Most sports fans have a bucket list of things they want to check off at some point in life, including a number of moments you can only truly appreciate if you attend a game in person.
If you’re a college football fan, there’s a good chance your list includes “Storming The Field.”
As someone who got the chance to do exactly that when Boston College upset a 9th-ranked USC team at Alumni Stadium in 2014 to treat its supporters to one of the program’s only bright spots since the Matt Ryan Era, I can confidently say it’s one of the coolest things I’ve ever experienced.
However, you don’t need to be one of the people scrambling onto the gridiron to appreciate the magic of those moments, as there aren’t many things cooler than simply watching thousands of ecstatic fans invade the turf following a big win—which is what happened when Florida State beat Florida in Tallahassee last season.
However, fans in the Sunshine State could end up facing some serious repercussions for taking part in that time-honored tradition if some lawmakers end up getting their way.
According to WCTV, Senator Corey Simon and Representative Taylor Yarkosky have proposed two measures in the Florida legislature that would allow police to charge anyone who storms the field onto a “covered area” (defined as “any area designated for use by players, coaches, officials, performers, or personnel administering a covered event that is on, or adjacent to, the area of performance or play”) with a misdemeanor carrying a maximum fine of $2,500 and/or a year in jail.
The floated measures were obviously put forward with safety in mind and in the hopes of preventing incidents like the one that transpired when an Oregon player punched an Oregon State fan in the head while the Beavers faithful were celebrating a big win last year.

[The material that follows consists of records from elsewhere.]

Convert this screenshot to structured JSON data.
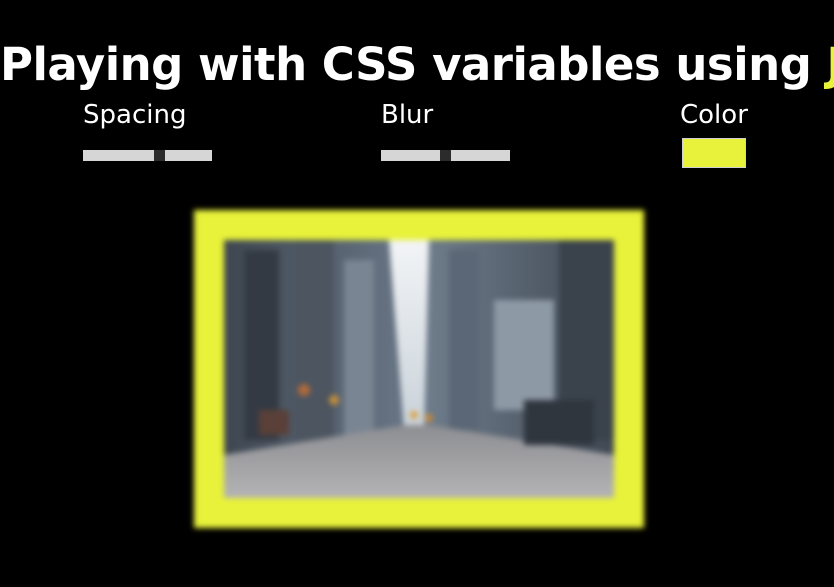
{
  "page": {
    "title_prefix": "Playing with CSS variables using ",
    "title_highlight": "JS"
  },
  "controls": {
    "spacing": {
      "label": "Spacing",
      "value_fraction": 0.6
    },
    "blur": {
      "label": "Blur",
      "value_fraction": 0.5
    },
    "color": {
      "label": "Color",
      "value": "#e8f23a"
    }
  },
  "colors": {
    "background": "#000000",
    "accent": "#e8f23a",
    "slider_track": "#d6d6d6",
    "slider_thumb": "#2b2b2b"
  },
  "image": {
    "subject": "city street between tall buildings"
  }
}
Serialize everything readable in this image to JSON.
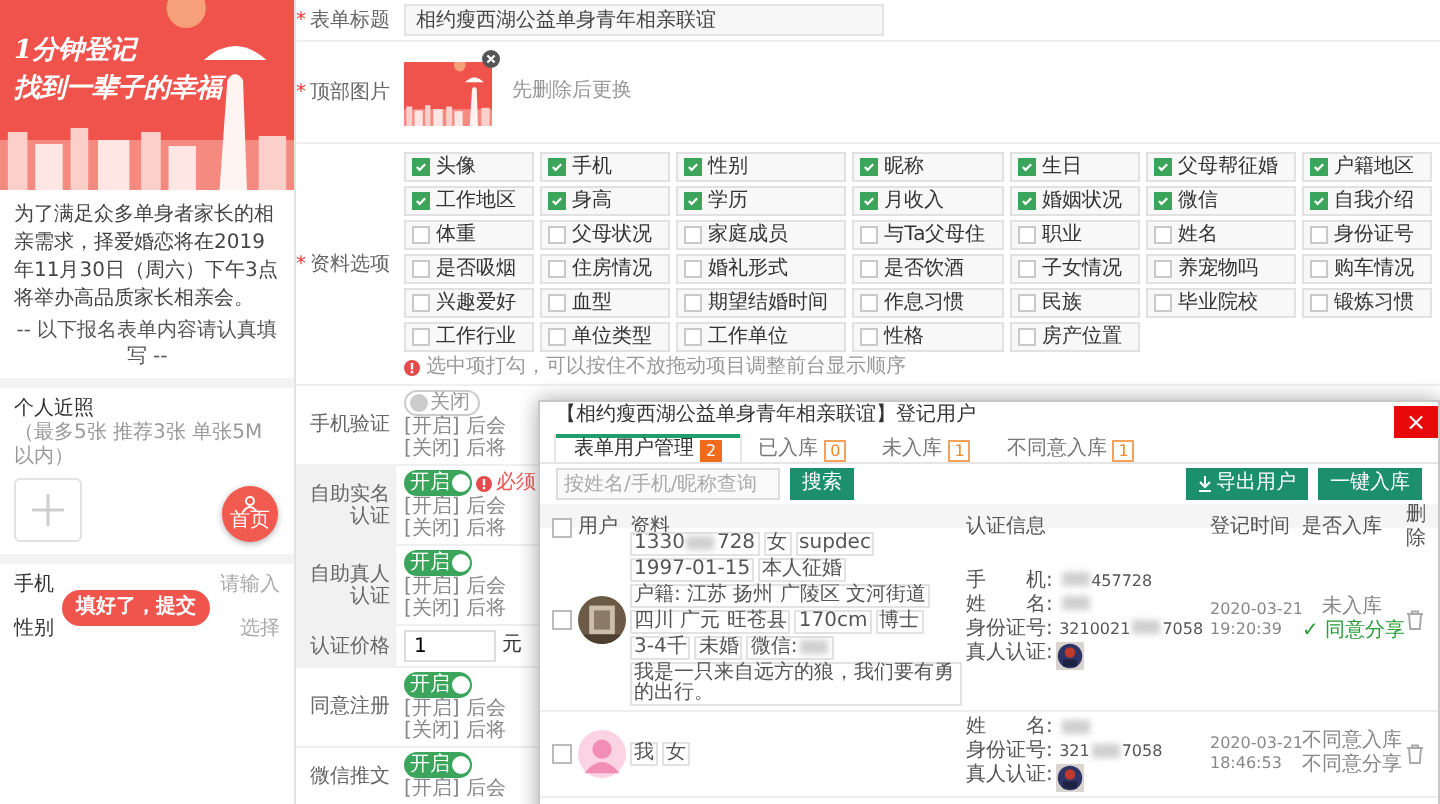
{
  "preview": {
    "banner": {
      "lines": [
        "1分钟登记",
        "找到一辈子的幸福"
      ]
    },
    "intro": "为了满足众多单身者家长的相亲需求，择爱婚恋将在2019年11月30日（周六）下午3点将举办高品质家长相亲会。",
    "note": "-- 以下报名表单内容请认真填写 --",
    "photos": {
      "label": "个人近照",
      "hint": "（最多5张 推荐3张 单张5M以内）"
    },
    "home_button": "首页",
    "fields": [
      {
        "label": "手机",
        "placeholder": "请输入"
      },
      {
        "label": "性别",
        "placeholder": "选择"
      }
    ],
    "submit": "填好了，提交"
  },
  "form": {
    "rows": [
      {
        "kind": "text",
        "required_mark": "*",
        "label": "表单标题",
        "highlighted": false,
        "value": "相约瘦西湖公益单身青年相亲联谊"
      },
      {
        "required_mark": "*",
        "label": "顶部图片",
        "highlighted": false,
        "hint": "先删除后更换"
      },
      {
        "kind": "options",
        "required_mark": "*",
        "label": "资料选项",
        "highlighted": false,
        "tip": "选中项打勾，可以按住不放拖动项目调整前台显示顺序",
        "options": [
          {
            "label": "头像",
            "checked": true
          },
          {
            "label": "手机",
            "checked": true
          },
          {
            "label": "性别",
            "checked": true
          },
          {
            "label": "昵称",
            "checked": true
          },
          {
            "label": "生日",
            "checked": true
          },
          {
            "label": "父母帮征婚",
            "checked": true
          },
          {
            "label": "户籍地区",
            "checked": true
          },
          {
            "label": "工作地区",
            "checked": true
          },
          {
            "label": "身高",
            "checked": true
          },
          {
            "label": "学历",
            "checked": true
          },
          {
            "label": "月收入",
            "checked": true
          },
          {
            "label": "婚姻状况",
            "checked": true
          },
          {
            "label": "微信",
            "checked": true
          },
          {
            "label": "自我介绍",
            "checked": true
          },
          {
            "label": "体重",
            "checked": false
          },
          {
            "label": "父母状况",
            "checked": false
          },
          {
            "label": "家庭成员",
            "checked": false
          },
          {
            "label": "与Ta父母住",
            "checked": false
          },
          {
            "label": "职业",
            "checked": false
          },
          {
            "label": "姓名",
            "checked": false
          },
          {
            "label": "身份证号",
            "checked": false
          },
          {
            "label": "是否吸烟",
            "checked": false
          },
          {
            "label": "住房情况",
            "checked": false
          },
          {
            "label": "婚礼形式",
            "checked": false
          },
          {
            "label": "是否饮酒",
            "checked": false
          },
          {
            "label": "子女情况",
            "checked": false
          },
          {
            "label": "养宠物吗",
            "checked": false
          },
          {
            "label": "购车情况",
            "checked": false
          },
          {
            "label": "兴趣爱好",
            "checked": false
          },
          {
            "label": "血型",
            "checked": false
          },
          {
            "label": "期望结婚时间",
            "checked": false
          },
          {
            "label": "作息习惯",
            "checked": false
          },
          {
            "label": "民族",
            "checked": false
          },
          {
            "label": "毕业院校",
            "checked": false
          },
          {
            "label": "锻炼习惯",
            "checked": false
          },
          {
            "label": "工作行业",
            "checked": false
          },
          {
            "label": "单位类型",
            "checked": false
          },
          {
            "label": "工作单位",
            "checked": false
          },
          {
            "label": "性格",
            "checked": false
          },
          {
            "label": "房产位置",
            "checked": false
          }
        ]
      },
      {
        "kind": "toggle",
        "label": "手机验证",
        "highlighted": false,
        "on": false,
        "switch_text": "关闭",
        "notes": [
          "[开启] 后会",
          "[关闭] 后将"
        ]
      },
      {
        "kind": "toggle",
        "label": "自助实名认证",
        "highlighted": true,
        "on": true,
        "switch_text": "开启",
        "warning": "必须",
        "notes": [
          "[开启] 后会",
          "[关闭] 后将"
        ]
      },
      {
        "kind": "toggle",
        "label": "自助真人认证",
        "highlighted": true,
        "on": true,
        "switch_text": "开启",
        "notes": [
          "[开启] 后会",
          "[关闭] 后将"
        ]
      },
      {
        "kind": "price",
        "label": "认证价格",
        "highlighted": true,
        "value": "1",
        "unit": "元"
      },
      {
        "kind": "toggle",
        "label": "同意注册",
        "highlighted": false,
        "on": true,
        "switch_text": "开启",
        "notes": [
          "[开启] 后会",
          "[关闭] 后将"
        ]
      },
      {
        "kind": "toggle",
        "label": "微信推文",
        "highlighted": false,
        "on": true,
        "switch_text": "开启",
        "notes": [
          "[开启] 后会"
        ]
      }
    ]
  },
  "modal": {
    "title": "【相约瘦西湖公益单身青年相亲联谊】登记用户",
    "close": "×",
    "tabs": [
      {
        "label": "表单用户管理",
        "count": "2",
        "selected": true
      },
      {
        "label": "已入库",
        "count": "0",
        "selected": false
      },
      {
        "label": "未入库",
        "count": "1",
        "selected": false
      },
      {
        "label": "不同意入库",
        "count": "1",
        "selected": false
      }
    ],
    "search": {
      "placeholder": "按姓名/手机/昵称查询",
      "button": "搜索"
    },
    "actions": [
      {
        "label": "导出用户",
        "kind": "export"
      },
      {
        "label": "一键入库",
        "kind": "plain"
      }
    ],
    "select_all": {
      "checked": false
    },
    "columns": [
      "用户",
      "资料",
      "认证信息",
      "登记时间",
      "是否入库",
      "删除"
    ],
    "rows": [
      {
        "checked": false,
        "avatar": {
          "kind": "picture"
        },
        "tags": [
          {
            "text": "1330",
            "blur": true,
            "after": "728"
          },
          {
            "text": "女",
            "blur": false
          },
          {
            "text": "supdec",
            "blur": false
          },
          {
            "text": "1997-01-15",
            "blur": false
          },
          {
            "text": "本人征婚",
            "blur": false
          },
          {
            "text": "户籍: 江苏 扬州 广陵区 文河街道",
            "blur": false
          },
          {
            "text": "四川 广元 旺苍县",
            "blur": false
          },
          {
            "text": "170cm",
            "blur": false
          },
          {
            "text": "博士",
            "blur": false
          },
          {
            "text": "3-4千",
            "blur": false
          },
          {
            "text": "未婚",
            "blur": false
          },
          {
            "text": "微信:",
            "blur": true
          },
          {
            "text": "我是一只来自远方的狼，我们要有勇的出行。",
            "blur": false
          }
        ],
        "auth": [
          {
            "kind": "text",
            "label": "手　　机:",
            "blur": true,
            "after": "457728"
          },
          {
            "kind": "text",
            "label": "姓　　名:",
            "blur": true
          },
          {
            "kind": "text",
            "label": "身份证号:",
            "value": "3210021",
            "blur": true,
            "after": "7058"
          },
          {
            "label": "真人认证:"
          }
        ],
        "time": [
          "2020-03-21",
          "19:20:39"
        ],
        "status": [
          {
            "text": "未入库",
            "color": "#888888"
          },
          {
            "text": "✓ 同意分享",
            "color": "#2a9d3a"
          }
        ]
      },
      {
        "checked": false,
        "avatar": {
          "kind": "silhouette"
        },
        "tags": [
          {
            "text": "我",
            "blur": false
          },
          {
            "text": "女",
            "blur": false
          }
        ],
        "auth": [
          {
            "kind": "text",
            "label": "姓　　名:",
            "blur": true
          },
          {
            "kind": "text",
            "label": "身份证号:",
            "value": "321",
            "blur": true,
            "after": "7058"
          },
          {
            "label": "真人认证:"
          }
        ],
        "time": [
          "2020-03-21",
          "18:46:53"
        ],
        "status": [
          {
            "text": "不同意入库",
            "color": "#888888"
          },
          {
            "text": "不同意分享",
            "color": "#888888"
          }
        ]
      }
    ]
  }
}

With that said, this seems like a fairly extreme way to solve a supposed “problem” that probably doesn’t need to be addressed with legal codification.
Here’s to hoping reason prevails.